Hundreds of people attended R4’s Today Programme Riot Debate at the Birmingham Town Hall on 5th Sept, an event the show’s editor hoped would explore the ‘complex situation’ of the national disturbances with ‘as few speeches as possible’.
Immediately under fire during an off broadcast Q&A, the debate was questioned for excluding under 16year olds who were not allowed to attend due to ‘BBC policy’. Much media coverage had focused on the alleged involvement in, and organisation of, the disturbances by young people.
The further broadcast divided into three ‘panels of expertise not opinions’, addressing; policing & justice, intervention and morality, although three main contentions quickly led the discussions; racial and fiscal motivations, youth involvement and state culpability. Audience participation was confined to a hand in the air policy, making pertinent quid pro quo a logistical challenge.
Stating from the outset the ‘riots were caused by state racism’, Maxie Hayles, Chairman of Birmingham Racial Attacks Monitoring Unit, achieved loud acclaim commenting ‘people were responding to the police’s fatal shooting of Mark Duggan’, one of only a few times the Tottenham man’s name was mentioned. General consensus agreed that whilst ‘institutionalised racism was a systemic factor’, the looting was overwhelmingly spurned by greed. In what Dr Giles Fraser coined ‘because I’m worth it riots’.
However racial inequality did lead West Mercia Police Chief Constable Chris Sims to declare in defence ‘out of the 400 people arrested, only 50% were black’. A statistic still significantly disproportionate to Birmingham’s demographic.
Tackling the role of vulnerable families, Council Leader Mike Whitby claimed the ‘perceived involvement’ of the city’s young people had been over hyped. Several people, including the police, offered supporting statistics, with Dan Diamond, Manchester Probation’s Multi Agency Coordinator for Gun and Gang Offending, stating the ‘average age of main rioters was 29’.
However Whitby’s comments were heeded with a passionate warning from ex-gang member turned community youth worker, Sheldon Thomas, who maintained ‘not enough is being done to directly tackle the issues of gang culture’. A sentiment reflected by Victim Support Chief Executive, Javed Khan, who surmised ‘if we don’t understand the causes we will sleepwalk into the next riot.’
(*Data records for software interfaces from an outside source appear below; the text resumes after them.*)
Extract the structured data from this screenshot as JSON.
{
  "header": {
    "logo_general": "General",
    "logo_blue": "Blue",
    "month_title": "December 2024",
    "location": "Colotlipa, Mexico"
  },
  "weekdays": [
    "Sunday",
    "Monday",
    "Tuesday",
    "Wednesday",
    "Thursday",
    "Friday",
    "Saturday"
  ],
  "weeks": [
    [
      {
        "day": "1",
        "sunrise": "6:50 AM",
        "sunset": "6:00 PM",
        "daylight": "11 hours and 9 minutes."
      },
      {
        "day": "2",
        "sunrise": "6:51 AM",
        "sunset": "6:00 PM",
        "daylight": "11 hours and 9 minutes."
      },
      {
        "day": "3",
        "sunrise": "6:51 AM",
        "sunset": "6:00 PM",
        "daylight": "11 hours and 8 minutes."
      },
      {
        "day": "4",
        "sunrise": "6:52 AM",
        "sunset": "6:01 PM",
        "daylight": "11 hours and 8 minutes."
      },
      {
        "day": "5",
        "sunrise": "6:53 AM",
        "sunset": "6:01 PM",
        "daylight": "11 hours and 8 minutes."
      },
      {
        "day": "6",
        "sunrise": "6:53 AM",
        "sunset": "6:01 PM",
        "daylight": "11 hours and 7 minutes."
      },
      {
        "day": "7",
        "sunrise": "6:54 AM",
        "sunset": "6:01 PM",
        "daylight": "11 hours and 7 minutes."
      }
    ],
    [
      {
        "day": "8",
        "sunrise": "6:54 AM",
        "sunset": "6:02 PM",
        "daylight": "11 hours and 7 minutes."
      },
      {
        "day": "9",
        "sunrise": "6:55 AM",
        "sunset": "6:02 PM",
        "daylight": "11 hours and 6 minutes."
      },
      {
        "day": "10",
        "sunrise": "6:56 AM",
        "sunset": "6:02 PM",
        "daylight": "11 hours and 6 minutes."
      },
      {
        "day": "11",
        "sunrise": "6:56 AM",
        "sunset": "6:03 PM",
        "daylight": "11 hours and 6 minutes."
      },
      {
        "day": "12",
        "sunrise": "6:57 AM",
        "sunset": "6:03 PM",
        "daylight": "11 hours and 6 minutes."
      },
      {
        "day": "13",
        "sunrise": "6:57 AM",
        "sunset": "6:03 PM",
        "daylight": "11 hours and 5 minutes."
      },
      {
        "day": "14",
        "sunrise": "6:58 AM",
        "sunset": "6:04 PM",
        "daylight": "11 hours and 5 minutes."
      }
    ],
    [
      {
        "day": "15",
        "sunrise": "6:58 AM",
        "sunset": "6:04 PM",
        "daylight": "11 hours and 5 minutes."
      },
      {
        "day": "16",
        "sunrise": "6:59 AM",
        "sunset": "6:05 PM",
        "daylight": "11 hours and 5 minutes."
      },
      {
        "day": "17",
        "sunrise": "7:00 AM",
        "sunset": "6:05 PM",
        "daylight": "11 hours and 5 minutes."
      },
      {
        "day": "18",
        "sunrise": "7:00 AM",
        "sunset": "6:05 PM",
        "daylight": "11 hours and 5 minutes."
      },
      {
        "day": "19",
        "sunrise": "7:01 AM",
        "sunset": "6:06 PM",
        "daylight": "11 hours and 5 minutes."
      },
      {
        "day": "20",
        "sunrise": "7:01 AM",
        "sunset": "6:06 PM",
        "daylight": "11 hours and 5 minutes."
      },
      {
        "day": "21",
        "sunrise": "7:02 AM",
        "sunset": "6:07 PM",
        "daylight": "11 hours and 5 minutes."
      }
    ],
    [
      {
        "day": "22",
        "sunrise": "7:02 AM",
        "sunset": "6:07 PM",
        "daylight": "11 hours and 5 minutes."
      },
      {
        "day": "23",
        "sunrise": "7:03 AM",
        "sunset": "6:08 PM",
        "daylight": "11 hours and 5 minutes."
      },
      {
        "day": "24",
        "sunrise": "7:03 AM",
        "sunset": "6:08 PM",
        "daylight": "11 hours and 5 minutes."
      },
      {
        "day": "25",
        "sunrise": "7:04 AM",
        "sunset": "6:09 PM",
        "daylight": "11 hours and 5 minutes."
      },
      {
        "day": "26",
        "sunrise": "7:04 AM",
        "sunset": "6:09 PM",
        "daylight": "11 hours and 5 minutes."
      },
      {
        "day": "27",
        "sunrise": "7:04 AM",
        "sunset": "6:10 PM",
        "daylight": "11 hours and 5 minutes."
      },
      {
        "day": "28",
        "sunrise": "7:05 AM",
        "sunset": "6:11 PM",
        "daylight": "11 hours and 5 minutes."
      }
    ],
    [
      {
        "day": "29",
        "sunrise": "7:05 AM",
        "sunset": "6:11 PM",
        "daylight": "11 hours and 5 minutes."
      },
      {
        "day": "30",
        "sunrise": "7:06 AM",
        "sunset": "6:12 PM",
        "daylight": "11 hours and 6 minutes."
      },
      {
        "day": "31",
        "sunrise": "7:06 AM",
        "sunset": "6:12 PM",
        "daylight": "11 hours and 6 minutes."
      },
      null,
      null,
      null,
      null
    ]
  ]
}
And despite an ‘old fashioned style’ where ‘rules can be respected’ championed by Perry Beeches Headteacher Ian Knowles, and a deservedly lauded programme of interaction by West Midlands Fire Service following the 1985 Handsworth riots, little constructive action on ‘engaging with young people’ was vocalised.
When the role of wider society came under scrutiny, bankers and politicians became the most prominent targets. And whilst fierce debate ensued after Director of Global Vision, Ruth Lea, claimed ‘a successful city comes with a social price’ and big business tax avoidance was ‘reckless but it wasn’t a crime’, the question of personal morality, or responsibility, eventually became moot. All fingers pointing exclusively outwards.
Although it was Sheldon Thomas who again proffered the most sensible soundbyte, explaining ‘you can’t spend £4bn on a war and come back to tell people they have nothing. There’s a massive gap between the haves and have nots.’ And whilst the show’s presenter, James Naughtie, successfully kept ‘away from the territory of political speech’,perhaps at this point MPs should have been granted a right to reply.